*** Entries provided Section Begins ***
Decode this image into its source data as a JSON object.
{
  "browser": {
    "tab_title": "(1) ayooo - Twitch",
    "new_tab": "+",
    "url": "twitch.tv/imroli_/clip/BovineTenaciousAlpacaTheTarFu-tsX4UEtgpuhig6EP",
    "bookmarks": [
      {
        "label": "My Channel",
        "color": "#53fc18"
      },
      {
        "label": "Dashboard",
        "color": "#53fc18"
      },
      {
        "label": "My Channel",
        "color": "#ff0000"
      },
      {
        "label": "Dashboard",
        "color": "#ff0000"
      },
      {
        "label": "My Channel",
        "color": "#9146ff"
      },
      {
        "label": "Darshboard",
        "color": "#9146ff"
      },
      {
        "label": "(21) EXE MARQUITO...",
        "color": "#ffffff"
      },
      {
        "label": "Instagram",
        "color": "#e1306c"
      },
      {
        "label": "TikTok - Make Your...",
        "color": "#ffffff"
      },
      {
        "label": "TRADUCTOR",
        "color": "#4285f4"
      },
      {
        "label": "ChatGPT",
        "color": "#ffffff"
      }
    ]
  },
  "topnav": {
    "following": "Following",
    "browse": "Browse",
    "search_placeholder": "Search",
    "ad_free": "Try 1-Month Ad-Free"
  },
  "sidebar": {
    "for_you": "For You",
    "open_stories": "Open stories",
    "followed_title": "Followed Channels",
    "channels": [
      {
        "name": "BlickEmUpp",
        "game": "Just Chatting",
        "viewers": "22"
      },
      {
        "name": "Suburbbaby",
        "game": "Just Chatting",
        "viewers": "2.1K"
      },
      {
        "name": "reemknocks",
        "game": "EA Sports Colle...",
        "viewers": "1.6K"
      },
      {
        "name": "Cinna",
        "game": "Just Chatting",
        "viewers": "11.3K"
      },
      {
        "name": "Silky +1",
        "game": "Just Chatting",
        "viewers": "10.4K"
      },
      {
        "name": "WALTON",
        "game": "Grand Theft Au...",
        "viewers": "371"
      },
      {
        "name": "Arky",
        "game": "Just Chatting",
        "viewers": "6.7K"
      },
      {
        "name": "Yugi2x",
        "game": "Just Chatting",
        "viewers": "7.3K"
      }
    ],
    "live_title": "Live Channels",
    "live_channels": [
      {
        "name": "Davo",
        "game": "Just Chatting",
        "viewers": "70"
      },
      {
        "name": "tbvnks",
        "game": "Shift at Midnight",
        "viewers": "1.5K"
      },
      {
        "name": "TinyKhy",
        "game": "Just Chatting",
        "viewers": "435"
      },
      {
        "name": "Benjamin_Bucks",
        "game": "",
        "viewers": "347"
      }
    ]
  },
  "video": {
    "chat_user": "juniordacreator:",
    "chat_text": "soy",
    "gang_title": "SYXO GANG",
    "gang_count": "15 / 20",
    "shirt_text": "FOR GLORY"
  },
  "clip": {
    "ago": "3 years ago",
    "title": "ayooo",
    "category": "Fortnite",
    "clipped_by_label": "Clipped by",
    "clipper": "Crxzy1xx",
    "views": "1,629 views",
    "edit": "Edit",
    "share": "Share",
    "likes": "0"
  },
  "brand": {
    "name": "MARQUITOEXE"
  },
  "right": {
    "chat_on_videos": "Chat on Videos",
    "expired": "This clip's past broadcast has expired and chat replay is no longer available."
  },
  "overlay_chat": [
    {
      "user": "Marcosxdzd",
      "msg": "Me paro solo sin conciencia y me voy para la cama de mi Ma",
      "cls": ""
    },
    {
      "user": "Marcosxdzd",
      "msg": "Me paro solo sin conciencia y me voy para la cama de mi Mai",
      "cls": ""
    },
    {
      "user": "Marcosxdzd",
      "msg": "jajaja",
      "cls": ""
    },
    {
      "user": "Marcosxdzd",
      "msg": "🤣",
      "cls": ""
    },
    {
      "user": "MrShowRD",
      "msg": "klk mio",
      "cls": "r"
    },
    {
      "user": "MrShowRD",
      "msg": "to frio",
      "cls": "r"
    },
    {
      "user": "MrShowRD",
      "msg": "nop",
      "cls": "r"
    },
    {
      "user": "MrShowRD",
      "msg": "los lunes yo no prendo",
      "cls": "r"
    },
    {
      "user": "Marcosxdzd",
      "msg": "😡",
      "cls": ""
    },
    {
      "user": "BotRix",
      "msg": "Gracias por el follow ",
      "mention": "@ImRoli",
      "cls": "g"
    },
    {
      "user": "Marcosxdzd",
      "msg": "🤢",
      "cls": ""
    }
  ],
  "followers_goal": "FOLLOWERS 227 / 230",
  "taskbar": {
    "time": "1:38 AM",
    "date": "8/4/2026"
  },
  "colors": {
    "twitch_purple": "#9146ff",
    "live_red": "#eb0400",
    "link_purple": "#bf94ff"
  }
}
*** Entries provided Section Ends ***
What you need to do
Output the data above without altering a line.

Task result
Decode this image into its source data as a JSON object.
{
  "browser": {
    "tab_title": "(1) ayooo - Twitch",
    "new_tab": "+",
    "url": "twitch.tv/imroli_/clip/BovineTenaciousAlpacaTheTarFu-tsX4UEtgpuhig6EP",
    "bookmarks": [
      {
        "label": "My Channel",
        "color": "#53fc18"
      },
      {
        "label": "Dashboard",
        "color": "#53fc18"
      },
      {
        "label": "My Channel",
        "color": "#ff0000"
      },
      {
        "label": "Dashboard",
        "color": "#ff0000"
      },
      {
        "label": "My Channel",
        "color": "#9146ff"
      },
      {
        "label": "Darshboard",
        "color": "#9146ff"
      },
      {
        "label": "(21) EXE MARQUITO...",
        "color": "#ffffff"
      },
      {
        "label": "Instagram",
        "color": "#e1306c"
      },
      {
        "label": "TikTok - Make Your...",
        "color": "#ffffff"
      },
      {
        "label": "TRADUCTOR",
        "color": "#4285f4"
      },
      {
        "label": "ChatGPT",
        "color": "#ffffff"
      }
    ]
  },
  "topnav": {
    "following": "Following",
    "browse": "Browse",
    "search_placeholder": "Search",
    "ad_free": "Try 1-Month Ad-Free"
  },
  "sidebar": {
    "for_you": "For You",
    "open_stories": "Open stories",
    "followed_title": "Followed Channels",
    "channels": [
      {
        "name": "BlickEmUpp",
        "game": "Just Chatting",
        "viewers": "22"
      },
      {
        "name": "Suburbbaby",
        "game": "Just Chatting",
        "viewers": "2.1K"
      },
      {
        "name": "reemknocks",
        "game": "EA Sports Colle...",
        "viewers": "1.6K"
      },
      {
        "name": "Cinna",
        "game": "Just Chatting",
        "viewers": "11.3K"
      },
      {
        "name": "Silky +1",
        "game": "Just Chatting",
        "viewers": "10.4K"
      },
      {
        "name": "WALTON",
        "game": "Grand Theft Au...",
        "viewers": "371"
      },
      {
        "name": "Arky",
        "game": "Just Chatting",
        "viewers": "6.7K"
      },
      {
        "name": "Yugi2x",
        "game": "Just Chatting",
        "viewers": "7.3K"
      }
    ],
    "live_title": "Live Channels",
    "live_channels": [
      {
        "name": "Davo",
        "game": "Just Chatting",
        "viewers": "70"
      },
      {
        "name": "tbvnks",
        "game": "Shift at Midnight",
        "viewers": "1.5K"
      },
      {
        "name": "TinyKhy",
        "game": "Just Chatting",
        "viewers": "435"
      },
      {
        "name": "Benjamin_Bucks",
        "game": "",
        "viewers": "347"
      }
    ]
  },
  "video": {
    "chat_user": "juniordacreator:",
    "chat_text": "soy",
    "gang_title": "SYXO GANG",
    "gang_count": "15 / 20",
    "shirt_text": "FOR GLORY"
  },
  "clip": {
    "ago": "3 years ago",
    "title": "ayooo",
    "category": "Fortnite",
    "clipped_by_label": "Clipped by",
    "clipper": "Crxzy1xx",
    "views": "1,629 views",
    "edit": "Edit",
    "share": "Share",
    "likes": "0"
  },
  "brand": {
    "name": "MARQUITOEXE"
  },
  "right": {
    "chat_on_videos": "Chat on Videos",
    "expired": "This clip's past broadcast has expired and chat replay is no longer available."
  },
  "overlay_chat": [
    {
      "user": "Marcosxdzd",
      "msg": "Me paro solo sin conciencia y me voy para la cama de mi Ma",
      "cls": ""
    },
    {
      "user": "Marcosxdzd",
      "msg": "Me paro solo sin conciencia y me voy para la cama de mi Mai",
      "cls": ""
    },
    {
      "user": "Marcosxdzd",
      "msg": "jajaja",
      "cls": ""
    },
    {
      "user": "Marcosxdzd",
      "msg": "🤣",
      "cls": ""
    },
    {
      "user": "MrShowRD",
      "msg": "klk mio",
      "cls": "r"
    },
    {
      "user": "MrShowRD",
      "msg": "to frio",
      "cls": "r"
    },
    {
      "user": "MrShowRD",
      "msg": "nop",
      "cls": "r"
    },
    {
      "user": "MrShowRD",
      "msg": "los lunes yo no prendo",
      "cls": "r"
    },
    {
      "user": "Marcosxdzd",
      "msg": "😡",
      "cls": ""
    },
    {
      "user": "BotRix",
      "msg": "Gracias por el follow ",
      "mention": "@ImRoli",
      "cls": "g"
    },
    {
      "user": "Marcosxdzd",
      "msg": "🤢",
      "cls": ""
    }
  ],
  "followers_goal": "FOLLOWERS 227 / 230",
  "taskbar": {
    "time": "1:38 AM",
    "date": "8/4/2026"
  },
  "colors": {
    "twitch_purple": "#9146ff",
    "live_red": "#eb0400",
    "link_purple": "#bf94ff"
  }
}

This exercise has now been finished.